Seizures Can Be of Emotions
If the nerve circuitry that is firing oddly are nerves in brain areas wherein emotions or feelings reside, the person might feel odd sensations or unfamiliar emotions. These might be emotions that are out of place, that is, emotions that do not fit the social situation at that moment. For example, a gelastic fit is a fit of out-of-place raucous laughter.
Putting Smaller Pieces into a Bigger Picture
Epileptologists, physicians who study and treat epilepsy, assemble these different movements and emotions together to form specific sets of symptoms. There are several common types of epilepsy and rare types. Altogether, there are too many types to list them all here without getting overly encyclopedic. Below are helpful links to sites with much, much more information.
Seizures Without Epilepsy
Having a seizure does not mean that a person has epilepsy. Environmental and physical situations that are not epilepsy can cause a seizure. Really high body temperature, a high fever, can cause a febrile seizure. A hard clunk on the head, head trauma, can cause a seizure. (American football is getting a bad reputation here.) To earn a diagnosis of epilepsy one has to have at least two seizures.
Making the Epilepsy Diagnosis
One can see most seizures. In addition to visible seizures there are tests that support making a diagnosis of epilepsy. There’s the EEG or “brain wave test” that shows brain’s electrical activity. The girl in the photo at the top of this page is having an EEG. Brain scans, like the MRI and the CT, are other tests to help make or rule out a diagnosis of epilepsy.
Getting treatment started right away, as soon as the diagnosis is certain, helps the most. Medically it helps. It’s good for the brain to not have seizures. It also helps with keeping your family calmer and keeping your friends. About three out of four people with epilepsy can have their seizures stopped or almost stopped with the today’s medications. A health care provider experienced in treating epilepsy will be skilled in matching the right treatment with the individual. Certain medicines work best for certain seizures.

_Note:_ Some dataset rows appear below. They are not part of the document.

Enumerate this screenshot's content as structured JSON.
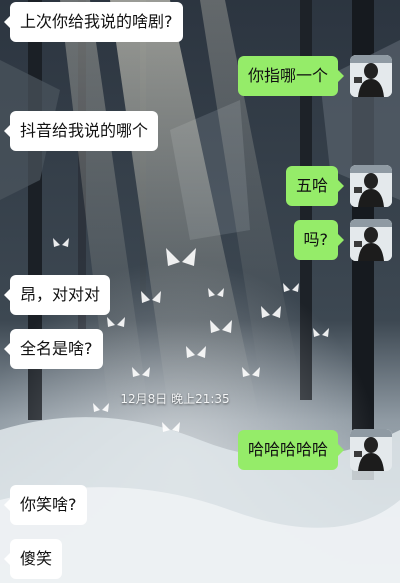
{
  "messages": [
    {
      "side": "in",
      "text": "上次你给我说的啥剧?"
    },
    {
      "side": "out",
      "text": "你指哪一个"
    },
    {
      "side": "in",
      "text": "抖音给我说的哪个"
    },
    {
      "side": "out",
      "text": "五哈"
    },
    {
      "side": "out",
      "text": "吗?"
    },
    {
      "side": "in",
      "text": "昂，对对对"
    },
    {
      "side": "in",
      "text": "全名是啥?"
    },
    {
      "side": "out",
      "text": "哈哈哈哈哈"
    },
    {
      "side": "in",
      "text": "你笑啥?"
    },
    {
      "side": "in",
      "text": "傻笑"
    }
  ],
  "timestamp": "12月8日 晚上21:35",
  "colors": {
    "incoming_bubble": "#ffffff",
    "outgoing_bubble": "#95ec69"
  },
  "icons": {
    "avatar": "user-avatar-icon"
  }
}
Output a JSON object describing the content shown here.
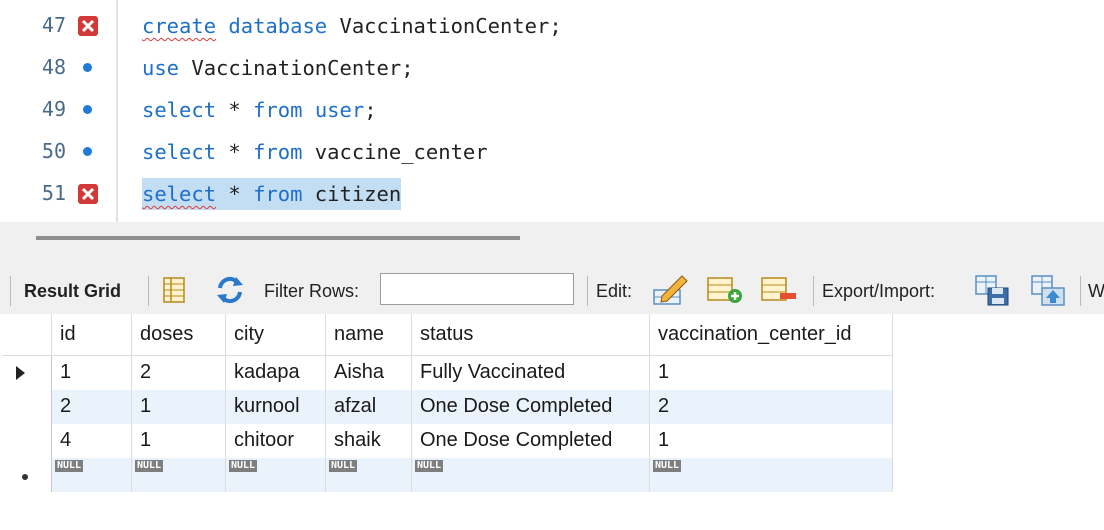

The Eventual Clinical Outcome
With their seizures under control people do well. Once the seizures are under control a person can improve their situation at work, and their life at home and their social life also improve. The risk of having an unpredictable seizure is like a ball-and-chain on a person, holding them back. Driver’s licenses can be a problem. Job choice and hobbies are fewer if one might have a seizure at any moment. For example, it’s probably a bad idea to work high-rise construction or to have a hobby of underwater diving if you might have a surprise seizure. Computer programming and fine art painting are safer.
National Institutes of Health, National Institute of Neurological Disease and Stroke
National Library of Medicine (United States), Medline Plus
Center for Disease Control and Prevention (CDC)
American Epilepsy Society
The Mayo Clinic